Choosing a running shoe can be a daunting experience, there are just so many options, so it’s no surprise that it’s something a lot of people get wrong the first time.
The wrong shoe can cause serious injuries as well as costing you a lot of money. The cost or brand of shoe should not be the main consideration – it’s getting the right type of shoe for your running style that is important.
How to assess your foot pronation
Running shoes are designed to work with your running style and provide cushioning where you need it. Ideally, runners would naturally strike the ground with the outside of the heel first and then roll slightly onto the ball of the foot, with weight distributed equally across the ball. This is a neutral running style, often termed ‘Neutral Pronation‘.
Over Pronation occurs where there is too much roll and the runner ends up on the inside of the foot.
Under Pronation is where there is not enough roll so the contact with the ground is more on the outside.
There are two easy ways to assess your own running style. The first is to do the wet test. This involves checking your foot arch height. To do this simply wet the bottom of your feet and step normally onto a paper bag or a piece of paper, then step off. This will show you how much of your foot was in contact with the paper when stood normally.
Compare your results with the picture below:
- If you see an indented curve on the inside of your foot (on the side with your big toe) and the middle of your foot is about half the width of your heel and toe, you have a neutral pronation and you should look to buy a stability running shoe. (The image in the middle)
- If the middle of the foot is deeply cut away from the inside of the foot, you are an under pronator and you should buy a cushioned running shoe (The image on the right)
- If the imprint looks like almost your whole foot, then you are an over pronator and should buy a motion control running shoe. (The image on the left)
Another way to assess your pronation is to take a look at the bottom of your shoes. This should show where you have been striking the floor with your heel and where you have rolled to on the front of the shoe.

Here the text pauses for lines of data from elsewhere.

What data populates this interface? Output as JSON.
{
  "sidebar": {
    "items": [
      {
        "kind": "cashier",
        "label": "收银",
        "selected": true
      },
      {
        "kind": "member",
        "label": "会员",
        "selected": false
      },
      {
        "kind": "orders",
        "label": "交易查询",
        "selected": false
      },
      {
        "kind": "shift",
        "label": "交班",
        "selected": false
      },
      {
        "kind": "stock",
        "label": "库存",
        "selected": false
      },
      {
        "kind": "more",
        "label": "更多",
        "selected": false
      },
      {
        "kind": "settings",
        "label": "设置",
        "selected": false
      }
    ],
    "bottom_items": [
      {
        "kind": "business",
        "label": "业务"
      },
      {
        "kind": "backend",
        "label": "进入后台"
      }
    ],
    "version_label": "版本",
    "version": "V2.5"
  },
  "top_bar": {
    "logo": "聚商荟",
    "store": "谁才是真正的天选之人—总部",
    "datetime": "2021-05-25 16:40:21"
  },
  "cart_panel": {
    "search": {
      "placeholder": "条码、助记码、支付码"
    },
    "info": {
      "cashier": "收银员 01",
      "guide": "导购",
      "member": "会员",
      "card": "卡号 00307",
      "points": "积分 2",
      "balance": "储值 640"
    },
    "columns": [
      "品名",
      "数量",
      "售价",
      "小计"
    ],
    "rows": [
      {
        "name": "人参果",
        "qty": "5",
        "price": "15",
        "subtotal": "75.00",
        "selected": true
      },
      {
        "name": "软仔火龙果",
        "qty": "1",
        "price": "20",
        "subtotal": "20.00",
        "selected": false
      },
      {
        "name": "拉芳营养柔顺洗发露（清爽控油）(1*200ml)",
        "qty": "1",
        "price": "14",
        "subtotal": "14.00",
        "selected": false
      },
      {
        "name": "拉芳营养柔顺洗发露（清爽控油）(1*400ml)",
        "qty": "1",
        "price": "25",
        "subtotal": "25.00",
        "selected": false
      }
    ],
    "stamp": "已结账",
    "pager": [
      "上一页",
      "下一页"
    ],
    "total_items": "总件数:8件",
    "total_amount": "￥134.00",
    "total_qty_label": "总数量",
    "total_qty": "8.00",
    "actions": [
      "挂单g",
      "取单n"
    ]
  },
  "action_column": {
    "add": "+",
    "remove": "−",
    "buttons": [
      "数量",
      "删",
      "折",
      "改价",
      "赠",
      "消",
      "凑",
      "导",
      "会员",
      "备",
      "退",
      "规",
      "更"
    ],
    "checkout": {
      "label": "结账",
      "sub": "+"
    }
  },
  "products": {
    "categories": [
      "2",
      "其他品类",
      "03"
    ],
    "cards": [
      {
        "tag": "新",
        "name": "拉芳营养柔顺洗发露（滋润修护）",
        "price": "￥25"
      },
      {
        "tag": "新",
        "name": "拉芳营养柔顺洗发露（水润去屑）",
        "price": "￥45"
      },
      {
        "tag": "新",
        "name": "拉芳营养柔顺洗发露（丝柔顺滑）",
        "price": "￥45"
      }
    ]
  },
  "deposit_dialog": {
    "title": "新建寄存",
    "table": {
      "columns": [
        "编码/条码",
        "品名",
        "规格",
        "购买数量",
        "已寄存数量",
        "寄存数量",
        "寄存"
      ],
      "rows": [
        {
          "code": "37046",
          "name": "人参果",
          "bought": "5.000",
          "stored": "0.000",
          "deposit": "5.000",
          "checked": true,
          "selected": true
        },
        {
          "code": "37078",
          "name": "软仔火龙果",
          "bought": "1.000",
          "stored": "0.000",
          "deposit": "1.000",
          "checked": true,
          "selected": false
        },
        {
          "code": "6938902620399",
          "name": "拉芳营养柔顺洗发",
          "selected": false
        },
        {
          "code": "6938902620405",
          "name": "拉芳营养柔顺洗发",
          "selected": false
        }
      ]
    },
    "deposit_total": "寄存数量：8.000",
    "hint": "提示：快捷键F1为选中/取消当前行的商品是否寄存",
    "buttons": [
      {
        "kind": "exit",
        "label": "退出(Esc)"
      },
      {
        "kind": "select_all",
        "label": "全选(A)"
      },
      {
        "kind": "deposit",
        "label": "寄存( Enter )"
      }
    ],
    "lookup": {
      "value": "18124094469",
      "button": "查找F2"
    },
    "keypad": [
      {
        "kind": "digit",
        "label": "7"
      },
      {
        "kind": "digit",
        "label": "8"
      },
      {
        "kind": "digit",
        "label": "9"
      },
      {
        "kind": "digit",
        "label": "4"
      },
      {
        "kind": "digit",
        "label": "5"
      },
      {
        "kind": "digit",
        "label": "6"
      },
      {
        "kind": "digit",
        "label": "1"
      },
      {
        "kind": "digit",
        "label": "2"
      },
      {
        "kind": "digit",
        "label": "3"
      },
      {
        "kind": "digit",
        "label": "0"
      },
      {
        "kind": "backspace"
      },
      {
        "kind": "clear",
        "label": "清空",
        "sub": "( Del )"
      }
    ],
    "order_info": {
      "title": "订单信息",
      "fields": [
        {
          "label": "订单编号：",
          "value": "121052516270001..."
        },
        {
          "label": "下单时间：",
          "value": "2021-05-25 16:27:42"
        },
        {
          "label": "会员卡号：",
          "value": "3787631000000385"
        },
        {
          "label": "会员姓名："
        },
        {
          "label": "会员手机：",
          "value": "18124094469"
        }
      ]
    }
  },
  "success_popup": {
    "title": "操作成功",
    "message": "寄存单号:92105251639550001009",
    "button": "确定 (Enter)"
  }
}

- If the wear on the front of the shoe is even, then you are rolling into a neutral position and so you have neutral pronation, you should look at buying a stability running shoe.
- If the wear on the front of the shoe is mainly on the outside (little toe) then you have not rolled enough as you take steps – this is under pronation and you require a cushioned running shoe.
- If most of the wear on the front of the shoe is on the inside (big toe) then you have rolled too far when taking steps – this is over pronation and you require a motion control running shoe.
Another important aspect is getting your fit right. Make sure a shoe feels comfortable when you try it on. You do not want it to be too small (your feet are likely to heat up and swell slightly when running) but, equally you do not want the shoe to allow your foot movement within it as this will encourage blisters as well as other injuries.
Visiting a specialist running shop
Specialist running shops will often assess your pronation and running style for you and try to find you the best match of shoe. This is normally considered the easiest way to find a shoe that fits. I’m sure that this will work for most people, however, I did this for my first pair of running shoes, they recommended the most expensive shoe in the shop and they caused me a lot of issues with my knees. I’m a slight over pronator, but the shop recommended me a shoe which compensated for this far too much and I ended up under pronating. It took me a long time to figure this out.
How much to spend?
This is not an easy question to answer. I have bought shoes for over £100 which have been terrible for me and I have bought shoes for under £30 that have been brilliant. There is a lot of brand loyalty for runners and their shoes – mainly because once someone has found a good shoe for them, they stick with it.
I’m often told by runners that they would not risk spending less than £60 on a pair of shoes, but I don’t stick to such strict guidelines. I like to have at least two pairs of running shoes at a time so that I can alternate them when running two or more days in a row (the padding in shoes needs time to recover from a run so this is something you should consider too – especially if training for a marathon length run or longer). Now that I know what suits my running style I tend to buy shoes from Amazon or another well known online store simply because they seem to have the best choice and prices.
What type of running will you be doing?
It may go without saying, but many guides miss this out – if you are planning to run off-road and on trails then you are going to need a trail shoe. This will provide much more protection from the uneven surface than a light weight road shoe.